With the reality setting in that the Pittsburgh Steelers will be tasked with playing the next month or two without Pro Bowl quarterback Ben Roethlisberger, it is clear that the offense must change tactics in order to stay competitive, a fact that even head coach Mike Tomlin acknowledged yesterday in his press conference.
Roethlisberger’s backup, Michael Vick, has only been with the team for about a month or so, and has a limited understanding and level of comfort with the offense, so part of that process will consist of curtailing the playbook to limit it to the plays that Vick is comfortable running when possible.
But the reality is, or at least should be, that the Steelers do not want him throwing the ball more than he has to, which means that the offense must find success on the ground. It is something that they have been able to do, more or less, through the first three games.
Through three games, the Steelers have already scored five rushing touchdowns—the first from Will Johnson, the next three from DeAngelo Williams, and finally one from Le’Veon Bell. Compared to last season, during which they did not record their fifth rushing touchdown until the last day of November in New Orleans, this is a sprinter’s pace.
The Steelers did pick up the pace at the end of last season, during which Bell scored five rushing touchdowns in December, and so far, the offense has seemingly been able to pick up where they left off in that regard, which is a very welcome sign.
The team has managed to run pretty well overall, however, totaling 286 yards on 66 carries for an average of 4.33 yards per carry when the running backs run the ball. That includes Johnson’s four carries for seven total yards.
During the first two games, which were started by Williams due to Bell’s suspension, the new Steelers back rushed 41 times for 204 yards, averaging just under five yards per rush. He had just one carry for two yards in the last game, however, due to Bell’s return.

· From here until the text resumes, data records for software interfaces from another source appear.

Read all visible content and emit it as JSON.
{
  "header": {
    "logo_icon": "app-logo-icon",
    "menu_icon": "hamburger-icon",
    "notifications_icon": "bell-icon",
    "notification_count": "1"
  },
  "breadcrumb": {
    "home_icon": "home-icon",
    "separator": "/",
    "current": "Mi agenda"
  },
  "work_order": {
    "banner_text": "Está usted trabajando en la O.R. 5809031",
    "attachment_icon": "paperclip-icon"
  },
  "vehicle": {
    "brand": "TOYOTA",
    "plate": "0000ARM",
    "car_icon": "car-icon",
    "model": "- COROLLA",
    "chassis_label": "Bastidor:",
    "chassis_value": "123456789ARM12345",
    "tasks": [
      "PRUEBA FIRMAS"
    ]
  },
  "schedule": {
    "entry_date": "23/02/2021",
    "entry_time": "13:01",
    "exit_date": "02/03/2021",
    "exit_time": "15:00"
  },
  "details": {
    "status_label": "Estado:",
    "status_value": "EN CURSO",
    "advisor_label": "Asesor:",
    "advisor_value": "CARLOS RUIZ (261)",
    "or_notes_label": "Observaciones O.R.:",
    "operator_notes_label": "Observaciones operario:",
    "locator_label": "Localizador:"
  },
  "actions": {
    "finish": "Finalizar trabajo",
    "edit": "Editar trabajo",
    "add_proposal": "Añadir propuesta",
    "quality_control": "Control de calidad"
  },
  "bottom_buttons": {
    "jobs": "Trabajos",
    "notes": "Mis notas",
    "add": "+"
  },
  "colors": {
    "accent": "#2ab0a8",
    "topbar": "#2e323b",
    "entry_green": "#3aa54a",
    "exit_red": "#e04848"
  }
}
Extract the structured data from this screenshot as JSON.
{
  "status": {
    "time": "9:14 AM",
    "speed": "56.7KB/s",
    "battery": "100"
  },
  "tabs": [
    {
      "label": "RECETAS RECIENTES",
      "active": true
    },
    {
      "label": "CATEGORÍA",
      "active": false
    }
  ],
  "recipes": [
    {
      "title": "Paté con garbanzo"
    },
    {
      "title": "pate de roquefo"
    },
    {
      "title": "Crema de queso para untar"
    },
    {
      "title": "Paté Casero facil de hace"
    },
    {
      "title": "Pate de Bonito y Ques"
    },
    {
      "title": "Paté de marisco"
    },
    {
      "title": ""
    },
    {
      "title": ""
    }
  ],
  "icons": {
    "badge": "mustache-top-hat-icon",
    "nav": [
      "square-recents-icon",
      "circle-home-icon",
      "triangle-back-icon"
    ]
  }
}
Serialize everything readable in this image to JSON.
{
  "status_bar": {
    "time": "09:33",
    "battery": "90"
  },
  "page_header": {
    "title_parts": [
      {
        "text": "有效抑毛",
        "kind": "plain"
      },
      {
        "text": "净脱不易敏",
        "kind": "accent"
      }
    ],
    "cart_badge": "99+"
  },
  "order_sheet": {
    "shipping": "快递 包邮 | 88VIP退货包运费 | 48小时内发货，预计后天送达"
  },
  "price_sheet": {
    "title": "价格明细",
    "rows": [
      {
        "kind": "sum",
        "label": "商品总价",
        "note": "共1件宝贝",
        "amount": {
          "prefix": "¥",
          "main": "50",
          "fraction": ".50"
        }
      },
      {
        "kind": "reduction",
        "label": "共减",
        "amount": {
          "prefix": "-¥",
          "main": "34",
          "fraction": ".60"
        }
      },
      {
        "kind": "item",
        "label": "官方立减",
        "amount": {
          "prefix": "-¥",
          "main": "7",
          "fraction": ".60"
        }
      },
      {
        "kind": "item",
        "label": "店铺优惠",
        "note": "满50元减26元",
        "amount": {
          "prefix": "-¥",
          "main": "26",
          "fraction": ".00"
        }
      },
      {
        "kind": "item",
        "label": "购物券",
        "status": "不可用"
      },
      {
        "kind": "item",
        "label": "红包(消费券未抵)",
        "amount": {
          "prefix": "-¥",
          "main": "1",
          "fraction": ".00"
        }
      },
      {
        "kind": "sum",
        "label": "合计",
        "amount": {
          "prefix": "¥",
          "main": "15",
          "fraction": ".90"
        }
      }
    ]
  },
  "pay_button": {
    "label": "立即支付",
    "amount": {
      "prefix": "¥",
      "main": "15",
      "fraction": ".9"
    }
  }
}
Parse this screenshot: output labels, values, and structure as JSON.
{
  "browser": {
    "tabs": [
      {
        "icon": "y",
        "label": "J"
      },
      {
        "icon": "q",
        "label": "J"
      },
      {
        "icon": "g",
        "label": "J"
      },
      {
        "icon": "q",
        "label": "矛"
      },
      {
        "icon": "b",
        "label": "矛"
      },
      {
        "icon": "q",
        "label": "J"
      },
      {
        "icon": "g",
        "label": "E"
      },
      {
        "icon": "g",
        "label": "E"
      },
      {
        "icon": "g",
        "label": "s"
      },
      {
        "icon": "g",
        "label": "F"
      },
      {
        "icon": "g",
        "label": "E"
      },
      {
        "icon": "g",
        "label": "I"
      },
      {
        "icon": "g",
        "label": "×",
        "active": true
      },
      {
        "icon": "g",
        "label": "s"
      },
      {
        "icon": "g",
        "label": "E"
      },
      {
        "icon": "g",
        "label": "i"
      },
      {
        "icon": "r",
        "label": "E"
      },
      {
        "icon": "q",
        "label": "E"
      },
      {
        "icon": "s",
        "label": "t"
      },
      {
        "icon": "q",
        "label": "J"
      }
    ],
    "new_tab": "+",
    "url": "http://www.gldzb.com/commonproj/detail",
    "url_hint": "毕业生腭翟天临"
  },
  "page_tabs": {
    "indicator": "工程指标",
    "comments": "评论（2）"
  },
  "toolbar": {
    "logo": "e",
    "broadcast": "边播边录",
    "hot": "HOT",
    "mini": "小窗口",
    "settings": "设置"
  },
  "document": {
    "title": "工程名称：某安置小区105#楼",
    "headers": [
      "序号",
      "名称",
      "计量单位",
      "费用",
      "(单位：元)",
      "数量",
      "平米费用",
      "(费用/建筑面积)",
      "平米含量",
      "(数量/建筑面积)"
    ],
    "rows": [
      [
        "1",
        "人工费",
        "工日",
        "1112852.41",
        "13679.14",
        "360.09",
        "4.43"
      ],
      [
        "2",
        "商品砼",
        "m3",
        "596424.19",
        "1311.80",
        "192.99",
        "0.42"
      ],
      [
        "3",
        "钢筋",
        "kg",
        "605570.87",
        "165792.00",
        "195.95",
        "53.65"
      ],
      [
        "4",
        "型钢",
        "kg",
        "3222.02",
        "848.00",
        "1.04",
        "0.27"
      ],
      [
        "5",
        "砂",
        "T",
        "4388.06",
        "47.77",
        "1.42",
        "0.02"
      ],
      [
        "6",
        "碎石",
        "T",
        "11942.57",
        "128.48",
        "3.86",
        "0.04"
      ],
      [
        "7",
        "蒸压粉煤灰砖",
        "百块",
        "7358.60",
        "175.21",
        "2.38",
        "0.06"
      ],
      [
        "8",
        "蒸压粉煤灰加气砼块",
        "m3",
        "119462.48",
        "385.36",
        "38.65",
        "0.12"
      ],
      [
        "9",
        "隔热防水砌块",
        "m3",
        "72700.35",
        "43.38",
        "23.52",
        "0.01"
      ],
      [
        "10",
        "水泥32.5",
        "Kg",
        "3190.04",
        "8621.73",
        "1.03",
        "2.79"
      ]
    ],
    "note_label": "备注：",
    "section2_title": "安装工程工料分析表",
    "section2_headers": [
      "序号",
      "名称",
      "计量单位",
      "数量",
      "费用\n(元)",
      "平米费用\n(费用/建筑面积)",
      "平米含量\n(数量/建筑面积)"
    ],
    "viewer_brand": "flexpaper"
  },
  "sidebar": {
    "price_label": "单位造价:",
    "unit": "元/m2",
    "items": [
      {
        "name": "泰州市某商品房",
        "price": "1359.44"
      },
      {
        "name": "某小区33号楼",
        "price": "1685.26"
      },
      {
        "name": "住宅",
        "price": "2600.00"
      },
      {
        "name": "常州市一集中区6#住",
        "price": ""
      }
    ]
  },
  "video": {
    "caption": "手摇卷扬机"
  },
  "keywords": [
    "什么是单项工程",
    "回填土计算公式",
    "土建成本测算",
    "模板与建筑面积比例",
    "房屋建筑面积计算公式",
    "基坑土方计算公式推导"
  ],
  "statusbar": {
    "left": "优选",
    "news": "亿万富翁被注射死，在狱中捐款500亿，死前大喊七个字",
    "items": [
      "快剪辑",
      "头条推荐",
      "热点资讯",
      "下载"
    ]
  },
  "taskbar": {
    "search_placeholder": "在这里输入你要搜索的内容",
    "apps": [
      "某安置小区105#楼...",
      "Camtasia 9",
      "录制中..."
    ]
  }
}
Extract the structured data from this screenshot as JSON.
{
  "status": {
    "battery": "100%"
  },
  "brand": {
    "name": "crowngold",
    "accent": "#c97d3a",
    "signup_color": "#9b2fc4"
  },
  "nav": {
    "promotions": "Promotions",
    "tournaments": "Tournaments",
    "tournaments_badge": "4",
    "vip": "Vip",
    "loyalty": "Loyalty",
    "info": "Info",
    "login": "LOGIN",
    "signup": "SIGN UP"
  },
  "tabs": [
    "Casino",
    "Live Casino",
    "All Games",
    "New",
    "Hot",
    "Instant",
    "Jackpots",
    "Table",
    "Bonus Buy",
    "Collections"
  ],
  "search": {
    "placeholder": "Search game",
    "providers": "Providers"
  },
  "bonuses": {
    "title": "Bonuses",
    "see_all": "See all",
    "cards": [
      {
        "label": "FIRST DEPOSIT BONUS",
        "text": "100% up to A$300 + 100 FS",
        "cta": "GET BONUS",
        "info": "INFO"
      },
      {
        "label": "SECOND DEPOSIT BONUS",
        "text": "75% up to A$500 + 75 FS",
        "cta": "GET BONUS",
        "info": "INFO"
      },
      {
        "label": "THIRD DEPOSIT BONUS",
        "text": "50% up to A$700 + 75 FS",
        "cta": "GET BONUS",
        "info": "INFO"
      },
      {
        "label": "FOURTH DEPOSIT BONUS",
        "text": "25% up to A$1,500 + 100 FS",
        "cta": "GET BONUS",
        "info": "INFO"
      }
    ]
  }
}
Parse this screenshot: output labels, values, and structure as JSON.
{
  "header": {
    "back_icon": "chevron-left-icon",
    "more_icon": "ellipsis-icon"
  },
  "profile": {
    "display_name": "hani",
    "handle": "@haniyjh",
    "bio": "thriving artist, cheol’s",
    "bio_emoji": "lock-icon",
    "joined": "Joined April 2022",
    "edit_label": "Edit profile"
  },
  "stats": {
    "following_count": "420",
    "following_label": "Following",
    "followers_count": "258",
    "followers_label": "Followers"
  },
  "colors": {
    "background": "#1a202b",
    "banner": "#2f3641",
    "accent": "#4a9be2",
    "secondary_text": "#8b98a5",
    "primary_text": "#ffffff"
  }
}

Bell rushed the ball 19 times in his return, but found some tough sledding, as he was only able to gain 62 yards, a total that included four plays for negative yardage against the Rams’ powerful defensive front four, which certainly has the potential to be dominant when they are playing to their potential.
Although the Steelers have only accumulated two explosive plays thus far in the running game, including one from Williams in the season opener and one from Bell on Sunday, they have managed 10 runs of double digits, which on 66 rushes is a nice average.
Compare that to a total of seven negative runs on the year to date when a running back is carrying the ball, a number that excludes ‘runs’ from quarterbacks. Only six more plays went for zero yards, two of which came from Johnson.
The Steelers have a running game that can shoulder much of the offensive load with Roethlisberger out. It will be up to Tomlin and offensive coordinator Todd Haley to maximize the running backs’ effectiveness during this span.